## WHAT IS BEING ASKED
Return, from the data below, each line that contains the word "JSON".

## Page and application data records
******
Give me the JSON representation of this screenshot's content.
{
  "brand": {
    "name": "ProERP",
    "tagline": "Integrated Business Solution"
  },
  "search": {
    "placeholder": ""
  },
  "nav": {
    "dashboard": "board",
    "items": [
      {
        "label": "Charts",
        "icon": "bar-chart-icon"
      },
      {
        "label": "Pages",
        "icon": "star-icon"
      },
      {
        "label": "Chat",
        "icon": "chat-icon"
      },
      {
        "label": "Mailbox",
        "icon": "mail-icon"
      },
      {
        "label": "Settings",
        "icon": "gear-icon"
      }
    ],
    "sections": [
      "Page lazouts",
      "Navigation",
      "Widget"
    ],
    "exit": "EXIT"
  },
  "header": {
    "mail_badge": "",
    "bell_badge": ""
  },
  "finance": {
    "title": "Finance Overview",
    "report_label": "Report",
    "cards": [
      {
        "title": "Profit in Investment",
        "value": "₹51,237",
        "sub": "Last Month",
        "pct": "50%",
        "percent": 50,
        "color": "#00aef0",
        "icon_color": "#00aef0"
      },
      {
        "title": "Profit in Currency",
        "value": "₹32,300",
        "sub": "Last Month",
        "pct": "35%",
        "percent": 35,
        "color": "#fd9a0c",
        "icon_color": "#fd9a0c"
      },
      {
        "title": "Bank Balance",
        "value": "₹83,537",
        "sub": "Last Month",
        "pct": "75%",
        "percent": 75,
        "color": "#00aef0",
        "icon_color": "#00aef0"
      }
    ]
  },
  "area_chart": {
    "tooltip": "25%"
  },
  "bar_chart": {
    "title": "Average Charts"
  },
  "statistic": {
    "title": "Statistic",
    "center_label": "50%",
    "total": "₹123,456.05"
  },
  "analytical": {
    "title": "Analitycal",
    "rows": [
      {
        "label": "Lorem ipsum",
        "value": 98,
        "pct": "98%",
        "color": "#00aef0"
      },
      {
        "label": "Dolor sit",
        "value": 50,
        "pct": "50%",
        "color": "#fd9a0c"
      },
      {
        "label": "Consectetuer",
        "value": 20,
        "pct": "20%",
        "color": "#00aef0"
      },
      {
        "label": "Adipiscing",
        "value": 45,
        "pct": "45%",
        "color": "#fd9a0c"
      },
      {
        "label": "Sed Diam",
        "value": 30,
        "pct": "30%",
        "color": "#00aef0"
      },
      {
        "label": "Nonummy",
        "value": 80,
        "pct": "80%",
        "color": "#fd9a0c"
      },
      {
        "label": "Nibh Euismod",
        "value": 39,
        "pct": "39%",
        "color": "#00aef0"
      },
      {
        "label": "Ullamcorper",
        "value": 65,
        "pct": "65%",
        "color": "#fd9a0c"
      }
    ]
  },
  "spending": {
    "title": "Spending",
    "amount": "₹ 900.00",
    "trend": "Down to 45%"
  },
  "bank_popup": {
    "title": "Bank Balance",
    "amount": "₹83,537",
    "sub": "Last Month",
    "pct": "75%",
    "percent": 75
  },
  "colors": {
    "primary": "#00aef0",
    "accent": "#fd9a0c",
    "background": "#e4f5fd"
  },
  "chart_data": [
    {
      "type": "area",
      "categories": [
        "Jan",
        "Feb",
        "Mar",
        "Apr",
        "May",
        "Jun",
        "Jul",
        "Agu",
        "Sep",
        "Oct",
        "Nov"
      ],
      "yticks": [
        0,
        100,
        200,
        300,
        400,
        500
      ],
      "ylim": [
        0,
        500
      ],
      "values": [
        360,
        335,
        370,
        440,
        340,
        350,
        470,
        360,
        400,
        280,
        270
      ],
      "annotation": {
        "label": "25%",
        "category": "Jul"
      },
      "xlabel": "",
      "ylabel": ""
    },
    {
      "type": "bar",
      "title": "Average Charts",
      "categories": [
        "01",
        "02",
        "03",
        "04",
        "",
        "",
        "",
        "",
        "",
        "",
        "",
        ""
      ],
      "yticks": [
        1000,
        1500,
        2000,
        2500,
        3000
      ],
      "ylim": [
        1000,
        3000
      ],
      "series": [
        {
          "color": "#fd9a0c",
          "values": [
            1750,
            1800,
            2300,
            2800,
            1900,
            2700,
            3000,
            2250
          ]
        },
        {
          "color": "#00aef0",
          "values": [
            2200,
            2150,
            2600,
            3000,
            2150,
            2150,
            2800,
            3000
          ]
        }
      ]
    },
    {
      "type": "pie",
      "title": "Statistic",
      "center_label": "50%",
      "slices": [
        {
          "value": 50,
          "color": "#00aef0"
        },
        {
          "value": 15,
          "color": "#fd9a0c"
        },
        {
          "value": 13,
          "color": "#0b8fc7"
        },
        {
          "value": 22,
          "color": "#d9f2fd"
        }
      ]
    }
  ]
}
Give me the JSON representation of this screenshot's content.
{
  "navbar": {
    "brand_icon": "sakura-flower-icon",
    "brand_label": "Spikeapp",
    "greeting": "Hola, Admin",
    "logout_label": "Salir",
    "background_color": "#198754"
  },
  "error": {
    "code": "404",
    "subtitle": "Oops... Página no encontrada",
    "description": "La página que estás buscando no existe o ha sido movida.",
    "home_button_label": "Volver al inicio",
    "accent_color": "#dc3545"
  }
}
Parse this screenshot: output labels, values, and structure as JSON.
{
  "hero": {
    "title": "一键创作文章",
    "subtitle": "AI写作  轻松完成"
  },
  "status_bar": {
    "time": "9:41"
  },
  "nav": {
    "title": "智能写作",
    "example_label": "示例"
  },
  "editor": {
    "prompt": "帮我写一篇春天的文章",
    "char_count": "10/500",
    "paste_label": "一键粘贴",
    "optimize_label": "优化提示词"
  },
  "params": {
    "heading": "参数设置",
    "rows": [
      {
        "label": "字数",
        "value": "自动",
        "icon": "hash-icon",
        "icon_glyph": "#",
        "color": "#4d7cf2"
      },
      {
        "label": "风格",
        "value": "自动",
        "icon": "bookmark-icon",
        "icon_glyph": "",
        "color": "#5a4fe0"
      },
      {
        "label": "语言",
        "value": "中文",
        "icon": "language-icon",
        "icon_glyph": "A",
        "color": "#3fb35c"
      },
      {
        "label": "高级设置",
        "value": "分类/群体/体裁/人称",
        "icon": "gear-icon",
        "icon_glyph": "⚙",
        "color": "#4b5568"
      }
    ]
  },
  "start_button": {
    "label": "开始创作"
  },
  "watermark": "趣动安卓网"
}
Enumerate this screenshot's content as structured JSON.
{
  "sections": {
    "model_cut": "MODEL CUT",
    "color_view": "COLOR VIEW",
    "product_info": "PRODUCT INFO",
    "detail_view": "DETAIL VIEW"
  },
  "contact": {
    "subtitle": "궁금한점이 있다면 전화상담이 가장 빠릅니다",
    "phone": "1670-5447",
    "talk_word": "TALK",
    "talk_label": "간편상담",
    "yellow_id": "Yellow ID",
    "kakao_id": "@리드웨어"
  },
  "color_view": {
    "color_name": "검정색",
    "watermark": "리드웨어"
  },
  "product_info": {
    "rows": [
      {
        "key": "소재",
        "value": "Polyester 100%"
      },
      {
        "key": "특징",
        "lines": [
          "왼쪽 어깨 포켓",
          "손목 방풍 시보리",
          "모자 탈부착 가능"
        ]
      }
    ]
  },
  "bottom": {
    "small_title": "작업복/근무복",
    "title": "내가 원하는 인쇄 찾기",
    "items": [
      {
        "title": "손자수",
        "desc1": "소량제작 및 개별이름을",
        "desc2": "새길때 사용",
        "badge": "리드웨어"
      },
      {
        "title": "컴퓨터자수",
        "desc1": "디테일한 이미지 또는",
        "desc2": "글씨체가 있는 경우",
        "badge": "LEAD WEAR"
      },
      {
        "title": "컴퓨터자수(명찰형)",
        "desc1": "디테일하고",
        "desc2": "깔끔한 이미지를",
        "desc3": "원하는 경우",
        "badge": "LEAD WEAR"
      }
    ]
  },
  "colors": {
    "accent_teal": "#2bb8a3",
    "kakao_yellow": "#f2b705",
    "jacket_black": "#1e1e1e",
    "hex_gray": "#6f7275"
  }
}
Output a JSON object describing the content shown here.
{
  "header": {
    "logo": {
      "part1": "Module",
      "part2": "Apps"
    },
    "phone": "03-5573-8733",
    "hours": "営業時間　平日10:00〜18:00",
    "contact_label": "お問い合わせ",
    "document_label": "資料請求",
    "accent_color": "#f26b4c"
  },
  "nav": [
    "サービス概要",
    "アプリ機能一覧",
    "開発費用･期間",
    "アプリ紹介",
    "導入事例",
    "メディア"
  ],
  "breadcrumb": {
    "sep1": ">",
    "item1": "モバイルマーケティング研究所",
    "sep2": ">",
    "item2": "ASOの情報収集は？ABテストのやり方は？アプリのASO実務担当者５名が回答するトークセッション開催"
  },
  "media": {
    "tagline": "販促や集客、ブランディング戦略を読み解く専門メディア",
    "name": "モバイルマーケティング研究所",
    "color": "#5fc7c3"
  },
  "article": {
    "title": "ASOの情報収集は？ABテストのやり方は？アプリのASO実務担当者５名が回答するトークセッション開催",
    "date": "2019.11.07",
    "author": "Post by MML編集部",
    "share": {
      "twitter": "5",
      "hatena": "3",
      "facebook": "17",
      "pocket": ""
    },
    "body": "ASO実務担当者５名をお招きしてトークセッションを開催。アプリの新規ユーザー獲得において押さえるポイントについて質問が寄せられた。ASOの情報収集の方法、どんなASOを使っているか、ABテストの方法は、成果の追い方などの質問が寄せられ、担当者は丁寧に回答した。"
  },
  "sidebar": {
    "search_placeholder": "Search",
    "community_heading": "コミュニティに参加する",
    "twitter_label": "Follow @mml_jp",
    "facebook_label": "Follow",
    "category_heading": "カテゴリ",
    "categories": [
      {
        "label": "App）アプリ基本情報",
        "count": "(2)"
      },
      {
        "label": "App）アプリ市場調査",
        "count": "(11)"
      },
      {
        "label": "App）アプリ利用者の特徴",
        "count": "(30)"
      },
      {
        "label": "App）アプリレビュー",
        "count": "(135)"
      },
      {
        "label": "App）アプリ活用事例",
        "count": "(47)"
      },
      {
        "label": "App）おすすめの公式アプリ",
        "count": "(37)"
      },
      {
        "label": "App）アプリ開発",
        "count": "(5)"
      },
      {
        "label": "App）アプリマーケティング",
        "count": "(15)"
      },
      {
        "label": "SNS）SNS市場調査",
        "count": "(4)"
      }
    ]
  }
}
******
## TASK OUTPUT
Give me the JSON representation of this screenshot's content.
Give me the JSON representation of this screenshot's content.
Parse this screenshot: output labels, values, and structure as JSON.
Enumerate this screenshot's content as structured JSON.
Output a JSON object describing the content shown here.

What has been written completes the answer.